Find the lines below that include the word "amount" and report how many there are, with no other text.

→ **Supplied material**

↓↓↓

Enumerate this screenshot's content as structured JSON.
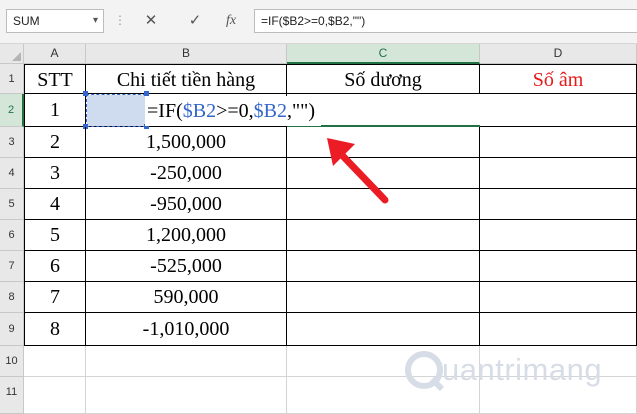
{
  "toolbar": {
    "name_box": "SUM",
    "cancel_icon": "✕",
    "enter_icon": "✓",
    "function_icon": "fx",
    "formula": "=IF($B2>=0,$B2,\"\")"
  },
  "columns": [
    "A",
    "B",
    "C",
    "D"
  ],
  "rows": [
    "1",
    "2",
    "3",
    "4",
    "5",
    "6",
    "7",
    "8",
    "9",
    "10",
    "11"
  ],
  "header_row": {
    "a": "STT",
    "b": "Chi tiết tiền hàng",
    "c": "Số dương",
    "d": "Số âm"
  },
  "editing": {
    "prefix": "=IF(",
    "ref1": "$B2",
    "mid": ">=0,",
    "ref2": "$B2",
    "suffix": ",\"\")"
  },
  "data_rows": [
    {
      "stt": "1",
      "amount": ""
    },
    {
      "stt": "2",
      "amount": "1,500,000"
    },
    {
      "stt": "3",
      "amount": "-250,000"
    },
    {
      "stt": "4",
      "amount": "-950,000"
    },
    {
      "stt": "5",
      "amount": "1,200,000"
    },
    {
      "stt": "6",
      "amount": "-525,000"
    },
    {
      "stt": "7",
      "amount": "590,000"
    },
    {
      "stt": "8",
      "amount": "-1,010,000"
    }
  ],
  "watermark": "uantrimang",
  "colors": {
    "accent": "#217346",
    "negative_header": "#e41b1b",
    "arrow": "#ec1c24",
    "reference": "#3366cc"
  }
}
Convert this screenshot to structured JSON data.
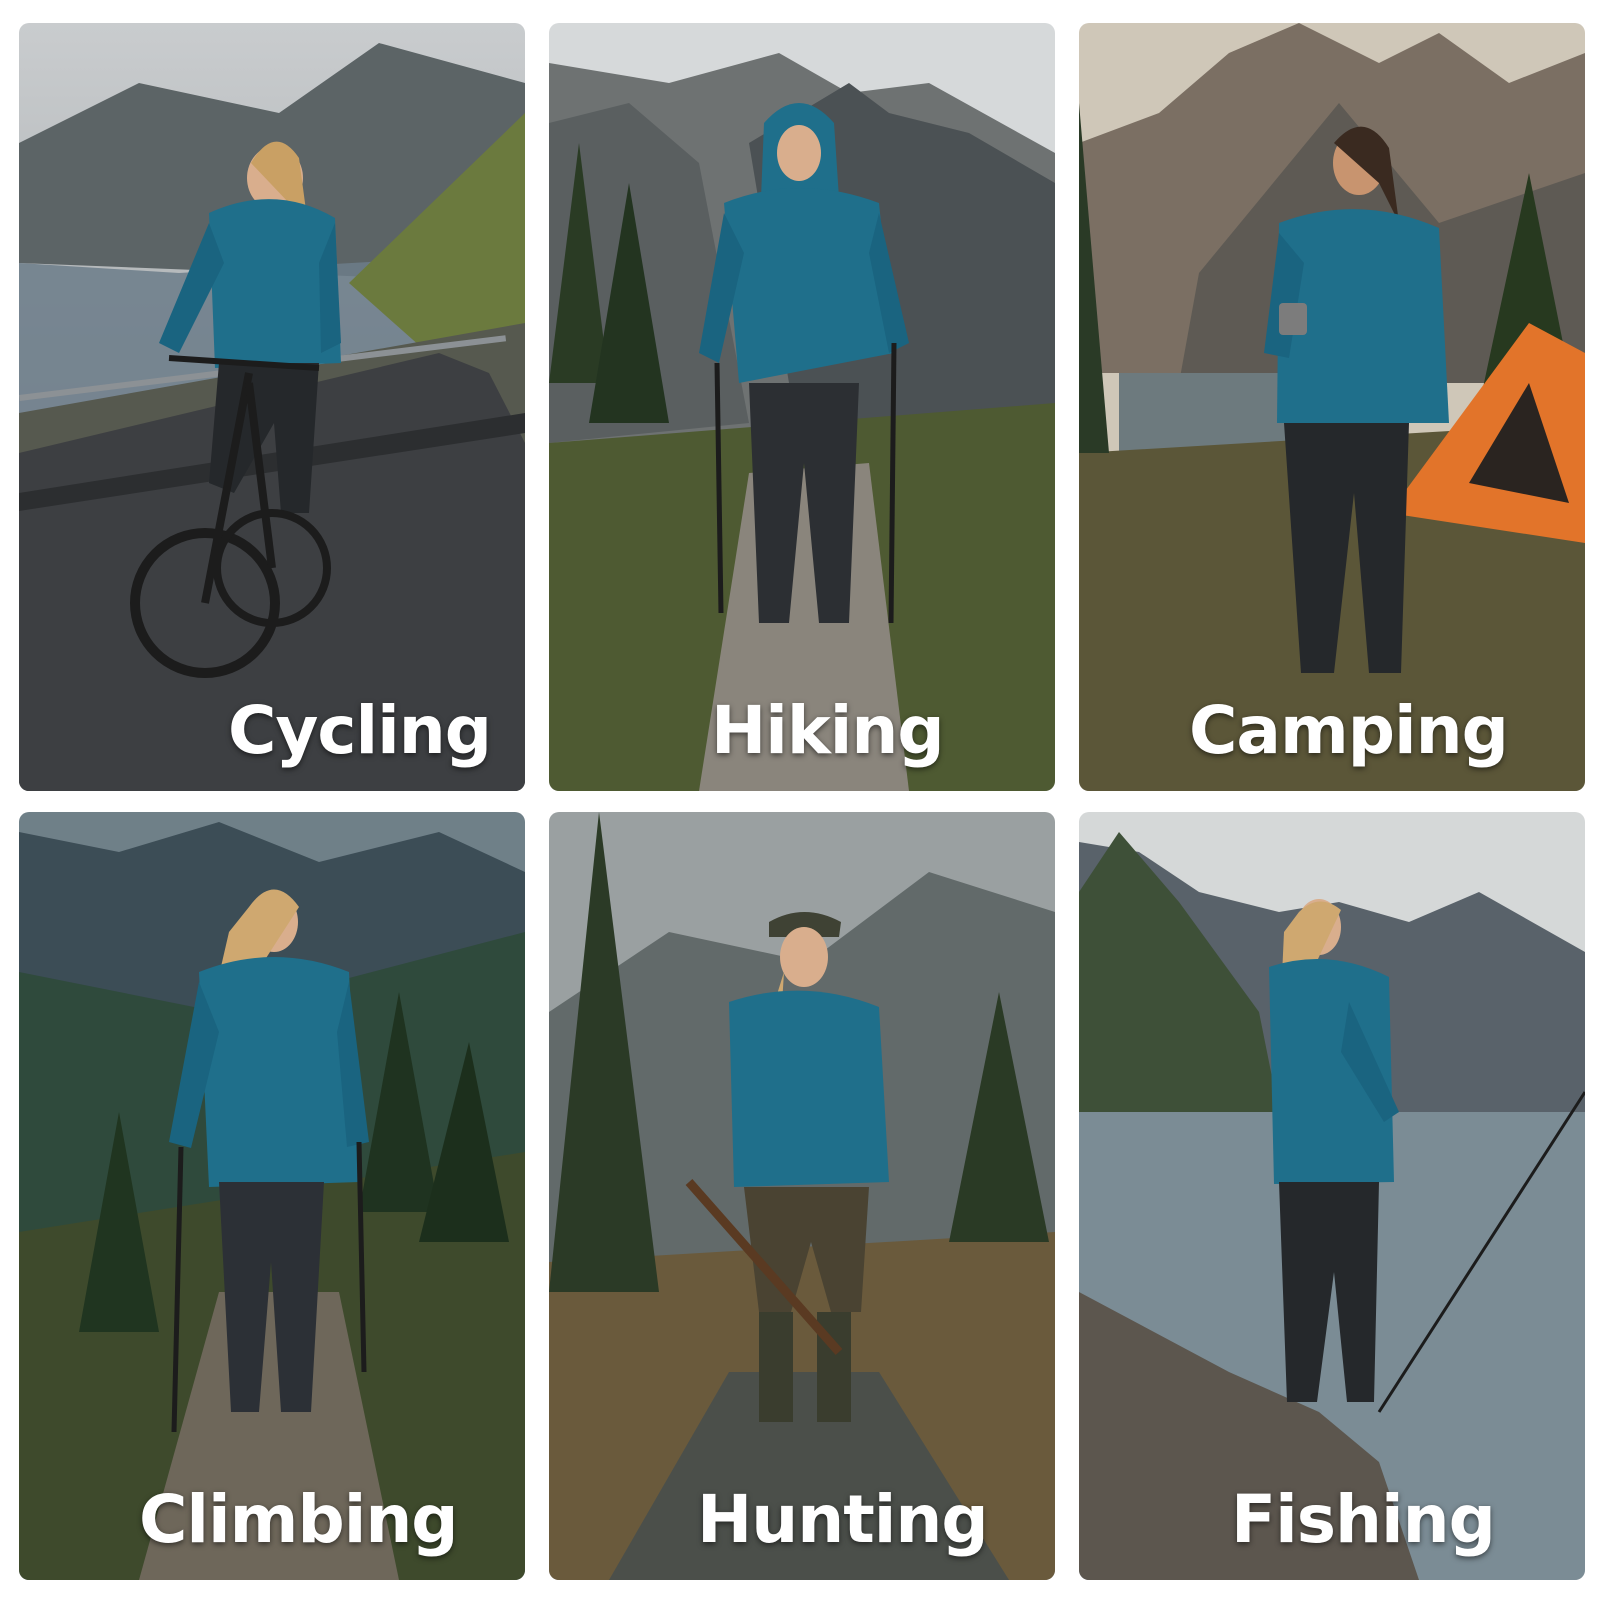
{
  "tiles": [
    {
      "id": "cycling",
      "label": "Cycling"
    },
    {
      "id": "hiking",
      "label": "Hiking"
    },
    {
      "id": "camping",
      "label": "Camping"
    },
    {
      "id": "climbing",
      "label": "Climbing"
    },
    {
      "id": "hunting",
      "label": "Hunting"
    },
    {
      "id": "fishing",
      "label": "Fishing"
    }
  ],
  "colors": {
    "jacket": "#1f6f8b",
    "pants": "#25282b",
    "tent": "#e2742a",
    "caption": "#ffffff"
  }
}
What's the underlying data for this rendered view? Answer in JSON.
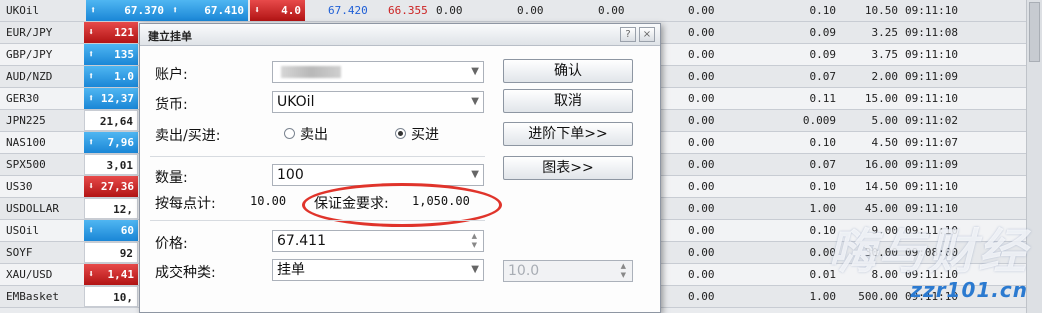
{
  "header_row": {
    "symbol": "UKOil",
    "bid": "67.370",
    "ask": "67.410",
    "spread": "4.0",
    "high": "67.420",
    "low": "66.355",
    "v1": "0.00",
    "v2": "0.00",
    "v3": "0.00"
  },
  "rows": [
    {
      "symbol": "UKOil",
      "bid": "",
      "d1": "0.00",
      "d2": "0.10",
      "d3": "10.50",
      "time": "09:11:10"
    },
    {
      "symbol": "EUR/JPY",
      "bid": "121",
      "dir": "down",
      "d1": "0.00",
      "d2": "0.09",
      "d3": "3.25",
      "time": "09:11:08"
    },
    {
      "symbol": "GBP/JPY",
      "bid": "135",
      "dir": "up",
      "d1": "0.00",
      "d2": "0.09",
      "d3": "3.75",
      "time": "09:11:10"
    },
    {
      "symbol": "AUD/NZD",
      "bid": "1.0",
      "dir": "up",
      "d1": "0.00",
      "d2": "0.07",
      "d3": "2.00",
      "time": "09:11:09"
    },
    {
      "symbol": "GER30",
      "bid": "12,37",
      "dir": "up",
      "d1": "0.00",
      "d2": "0.11",
      "d3": "15.00",
      "time": "09:11:10"
    },
    {
      "symbol": "JPN225",
      "bid": "21,64",
      "dir": "flat",
      "d1": "0.00",
      "d2": "0.009",
      "d3": "5.00",
      "time": "09:11:02"
    },
    {
      "symbol": "NAS100",
      "bid": "7,96",
      "dir": "up",
      "d1": "0.00",
      "d2": "0.10",
      "d3": "4.50",
      "time": "09:11:07"
    },
    {
      "symbol": "SPX500",
      "bid": "3,01",
      "dir": "flat",
      "d1": "0.00",
      "d2": "0.07",
      "d3": "16.00",
      "time": "09:11:09"
    },
    {
      "symbol": "US30",
      "bid": "27,36",
      "dir": "down",
      "d1": "0.00",
      "d2": "0.10",
      "d3": "14.50",
      "time": "09:11:10"
    },
    {
      "symbol": "USDOLLAR",
      "bid": "12,",
      "dir": "flat",
      "d1": "0.00",
      "d2": "1.00",
      "d3": "45.00",
      "time": "09:11:10"
    },
    {
      "symbol": "USOil",
      "bid": "60",
      "dir": "up",
      "d1": "0.00",
      "d2": "0.10",
      "d3": "9.00",
      "time": "09:11:10"
    },
    {
      "symbol": "SOYF",
      "bid": "92",
      "dir": "flat",
      "d1": "0.00",
      "d2": "0.00",
      "d3": "30.00",
      "time": "09:08:00"
    },
    {
      "symbol": "XAU/USD",
      "bid": "1,41",
      "dir": "down",
      "d1": "0.00",
      "d2": "0.01",
      "d3": "8.00",
      "time": "09:11:10"
    },
    {
      "symbol": "EMBasket",
      "bid": "10,",
      "dir": "flat",
      "d1": "0.00",
      "d2": "1.00",
      "d3": "500.00",
      "time": "09:11:10"
    }
  ],
  "dialog": {
    "title": "建立挂单",
    "help_icon": "?",
    "close_icon": "×",
    "account_label": "账户:",
    "currency_label": "货币:",
    "currency_value": "UKOil",
    "side_label": "卖出/买进:",
    "sell_label": "卖出",
    "buy_label": "买进",
    "quantity_label": "数量:",
    "quantity_value": "100",
    "point_value_label": "按每点计:",
    "point_value": "10.00",
    "margin_label": "保证金要求:",
    "margin_value": "1,050.00",
    "price_label": "价格:",
    "price_value": "67.411",
    "order_type_label": "成交种类:",
    "order_type_value": "挂单",
    "extra_value": "10.0",
    "confirm_button": "确认",
    "cancel_button": "取消",
    "advanced_button": "进阶下单>>",
    "chart_button": "图表>>"
  },
  "watermark": {
    "big": "嗨与财经",
    "small": "zzr101.cn"
  }
}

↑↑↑

→ **Solved problem**
8